## PROMPT
Look over the entries that follow and work out how many lines contain "単純移動平均". State the number only.

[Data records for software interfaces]
== Segment start ==

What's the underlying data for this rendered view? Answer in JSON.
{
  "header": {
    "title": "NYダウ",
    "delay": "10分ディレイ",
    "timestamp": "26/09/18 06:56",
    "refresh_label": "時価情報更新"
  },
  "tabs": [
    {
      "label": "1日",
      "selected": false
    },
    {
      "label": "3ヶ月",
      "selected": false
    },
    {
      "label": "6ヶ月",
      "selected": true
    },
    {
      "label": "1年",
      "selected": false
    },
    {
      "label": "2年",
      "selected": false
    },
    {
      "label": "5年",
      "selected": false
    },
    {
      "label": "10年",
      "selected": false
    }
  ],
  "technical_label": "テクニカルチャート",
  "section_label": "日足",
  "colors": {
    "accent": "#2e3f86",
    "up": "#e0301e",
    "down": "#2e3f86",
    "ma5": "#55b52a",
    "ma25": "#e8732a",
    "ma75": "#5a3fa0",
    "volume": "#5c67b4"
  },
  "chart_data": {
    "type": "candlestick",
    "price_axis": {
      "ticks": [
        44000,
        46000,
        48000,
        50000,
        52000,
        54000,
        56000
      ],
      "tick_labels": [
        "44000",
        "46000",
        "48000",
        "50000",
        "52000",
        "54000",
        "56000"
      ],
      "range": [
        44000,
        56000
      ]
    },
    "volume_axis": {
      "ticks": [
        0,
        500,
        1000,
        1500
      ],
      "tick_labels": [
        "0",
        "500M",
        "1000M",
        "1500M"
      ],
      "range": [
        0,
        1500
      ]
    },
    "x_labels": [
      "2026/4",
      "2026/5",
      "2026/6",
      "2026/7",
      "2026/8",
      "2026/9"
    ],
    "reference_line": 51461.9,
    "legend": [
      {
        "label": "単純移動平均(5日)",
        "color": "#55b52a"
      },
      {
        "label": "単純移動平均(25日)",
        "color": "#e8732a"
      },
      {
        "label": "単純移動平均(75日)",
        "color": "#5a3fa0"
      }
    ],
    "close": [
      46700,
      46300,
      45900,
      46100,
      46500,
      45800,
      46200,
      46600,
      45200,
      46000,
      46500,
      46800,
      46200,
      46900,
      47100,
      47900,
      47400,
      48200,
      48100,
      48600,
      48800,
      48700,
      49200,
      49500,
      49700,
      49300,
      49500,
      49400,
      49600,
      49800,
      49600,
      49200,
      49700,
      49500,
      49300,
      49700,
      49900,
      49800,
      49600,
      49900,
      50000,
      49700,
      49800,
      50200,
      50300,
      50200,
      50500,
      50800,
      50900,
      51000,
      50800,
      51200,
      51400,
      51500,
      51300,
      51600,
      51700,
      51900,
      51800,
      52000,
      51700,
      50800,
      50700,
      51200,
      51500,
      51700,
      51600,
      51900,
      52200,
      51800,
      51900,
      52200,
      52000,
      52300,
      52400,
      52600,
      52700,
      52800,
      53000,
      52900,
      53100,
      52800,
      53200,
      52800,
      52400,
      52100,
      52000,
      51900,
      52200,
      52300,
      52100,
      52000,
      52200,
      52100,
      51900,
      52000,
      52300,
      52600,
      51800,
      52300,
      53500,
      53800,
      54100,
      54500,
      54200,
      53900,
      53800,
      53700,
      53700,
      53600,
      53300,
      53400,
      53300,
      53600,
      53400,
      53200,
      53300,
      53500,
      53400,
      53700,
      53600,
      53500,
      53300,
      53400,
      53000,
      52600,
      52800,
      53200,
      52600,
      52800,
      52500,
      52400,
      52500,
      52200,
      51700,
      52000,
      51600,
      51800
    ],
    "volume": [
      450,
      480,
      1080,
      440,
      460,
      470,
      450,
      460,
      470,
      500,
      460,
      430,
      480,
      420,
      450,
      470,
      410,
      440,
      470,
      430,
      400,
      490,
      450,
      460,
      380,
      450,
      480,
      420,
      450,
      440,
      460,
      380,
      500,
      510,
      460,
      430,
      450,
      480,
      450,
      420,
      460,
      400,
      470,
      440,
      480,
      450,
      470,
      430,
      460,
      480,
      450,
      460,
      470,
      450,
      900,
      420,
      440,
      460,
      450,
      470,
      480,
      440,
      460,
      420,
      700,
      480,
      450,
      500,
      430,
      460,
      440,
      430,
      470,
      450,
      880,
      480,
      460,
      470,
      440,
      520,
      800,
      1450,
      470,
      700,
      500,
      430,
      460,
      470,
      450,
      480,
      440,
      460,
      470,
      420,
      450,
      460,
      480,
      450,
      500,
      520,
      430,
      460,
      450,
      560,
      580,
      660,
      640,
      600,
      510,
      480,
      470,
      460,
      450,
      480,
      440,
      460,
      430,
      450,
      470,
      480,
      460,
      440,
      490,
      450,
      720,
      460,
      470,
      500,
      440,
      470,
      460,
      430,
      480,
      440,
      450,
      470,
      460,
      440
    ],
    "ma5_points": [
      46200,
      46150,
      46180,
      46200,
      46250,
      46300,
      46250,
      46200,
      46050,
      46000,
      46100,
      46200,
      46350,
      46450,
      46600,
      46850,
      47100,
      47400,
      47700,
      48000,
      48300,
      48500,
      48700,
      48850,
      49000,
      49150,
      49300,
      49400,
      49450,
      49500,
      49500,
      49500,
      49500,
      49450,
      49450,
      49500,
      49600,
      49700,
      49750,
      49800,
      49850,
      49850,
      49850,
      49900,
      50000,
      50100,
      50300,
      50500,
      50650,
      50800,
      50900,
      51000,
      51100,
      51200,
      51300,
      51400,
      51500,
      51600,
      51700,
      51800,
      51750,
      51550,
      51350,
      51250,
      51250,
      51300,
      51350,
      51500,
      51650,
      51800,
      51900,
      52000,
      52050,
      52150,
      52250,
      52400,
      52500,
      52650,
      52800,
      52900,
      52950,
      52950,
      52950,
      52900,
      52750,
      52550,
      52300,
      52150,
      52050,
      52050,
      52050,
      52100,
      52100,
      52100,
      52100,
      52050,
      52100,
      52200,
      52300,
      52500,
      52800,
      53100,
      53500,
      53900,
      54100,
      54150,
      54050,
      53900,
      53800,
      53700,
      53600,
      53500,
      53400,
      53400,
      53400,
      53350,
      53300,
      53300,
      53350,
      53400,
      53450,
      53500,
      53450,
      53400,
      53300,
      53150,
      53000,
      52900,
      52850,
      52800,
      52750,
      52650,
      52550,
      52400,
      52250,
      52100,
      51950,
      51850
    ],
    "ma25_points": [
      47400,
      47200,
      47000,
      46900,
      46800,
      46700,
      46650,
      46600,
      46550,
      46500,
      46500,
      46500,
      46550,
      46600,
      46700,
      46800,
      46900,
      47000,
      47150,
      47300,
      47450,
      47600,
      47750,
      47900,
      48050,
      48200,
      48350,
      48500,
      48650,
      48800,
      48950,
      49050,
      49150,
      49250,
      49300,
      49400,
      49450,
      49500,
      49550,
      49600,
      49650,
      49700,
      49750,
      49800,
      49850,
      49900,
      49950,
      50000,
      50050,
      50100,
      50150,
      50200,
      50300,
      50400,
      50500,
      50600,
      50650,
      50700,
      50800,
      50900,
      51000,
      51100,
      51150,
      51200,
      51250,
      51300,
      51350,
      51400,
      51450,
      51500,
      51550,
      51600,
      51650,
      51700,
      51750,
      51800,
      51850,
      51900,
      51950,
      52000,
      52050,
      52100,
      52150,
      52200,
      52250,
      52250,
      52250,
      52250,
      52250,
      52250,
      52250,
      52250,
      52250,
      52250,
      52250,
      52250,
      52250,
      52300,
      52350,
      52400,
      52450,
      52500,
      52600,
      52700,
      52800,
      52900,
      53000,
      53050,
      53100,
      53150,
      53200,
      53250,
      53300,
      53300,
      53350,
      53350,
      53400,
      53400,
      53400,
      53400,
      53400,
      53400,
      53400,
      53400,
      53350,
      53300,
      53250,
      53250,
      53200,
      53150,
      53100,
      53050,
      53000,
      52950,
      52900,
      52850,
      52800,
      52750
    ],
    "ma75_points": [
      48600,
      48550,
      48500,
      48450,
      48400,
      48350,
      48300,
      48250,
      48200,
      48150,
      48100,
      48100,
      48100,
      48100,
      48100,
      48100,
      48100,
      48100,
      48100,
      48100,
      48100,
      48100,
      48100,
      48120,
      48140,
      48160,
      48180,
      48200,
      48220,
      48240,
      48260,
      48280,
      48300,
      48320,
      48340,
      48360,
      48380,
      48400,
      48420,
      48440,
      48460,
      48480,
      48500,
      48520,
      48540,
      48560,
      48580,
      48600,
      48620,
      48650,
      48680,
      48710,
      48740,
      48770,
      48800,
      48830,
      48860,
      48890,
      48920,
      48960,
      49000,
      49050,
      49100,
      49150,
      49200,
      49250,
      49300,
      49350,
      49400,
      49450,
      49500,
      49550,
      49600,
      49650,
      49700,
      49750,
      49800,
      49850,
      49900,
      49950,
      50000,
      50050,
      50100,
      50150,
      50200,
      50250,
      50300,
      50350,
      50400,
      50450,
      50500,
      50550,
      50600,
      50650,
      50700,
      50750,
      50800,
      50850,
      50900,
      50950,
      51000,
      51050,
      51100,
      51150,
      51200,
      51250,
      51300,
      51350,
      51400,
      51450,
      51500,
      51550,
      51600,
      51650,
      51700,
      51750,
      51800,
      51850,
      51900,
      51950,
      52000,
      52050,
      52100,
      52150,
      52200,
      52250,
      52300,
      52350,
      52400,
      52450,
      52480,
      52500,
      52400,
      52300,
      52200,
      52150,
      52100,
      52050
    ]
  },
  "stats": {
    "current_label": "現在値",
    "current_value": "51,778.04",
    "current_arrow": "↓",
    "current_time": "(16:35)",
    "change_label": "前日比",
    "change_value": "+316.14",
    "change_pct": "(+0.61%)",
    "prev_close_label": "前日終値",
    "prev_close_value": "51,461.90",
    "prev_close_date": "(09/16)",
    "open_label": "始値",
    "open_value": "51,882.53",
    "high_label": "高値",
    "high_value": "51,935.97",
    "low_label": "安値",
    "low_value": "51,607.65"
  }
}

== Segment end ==

## YOUR RESPONSE
3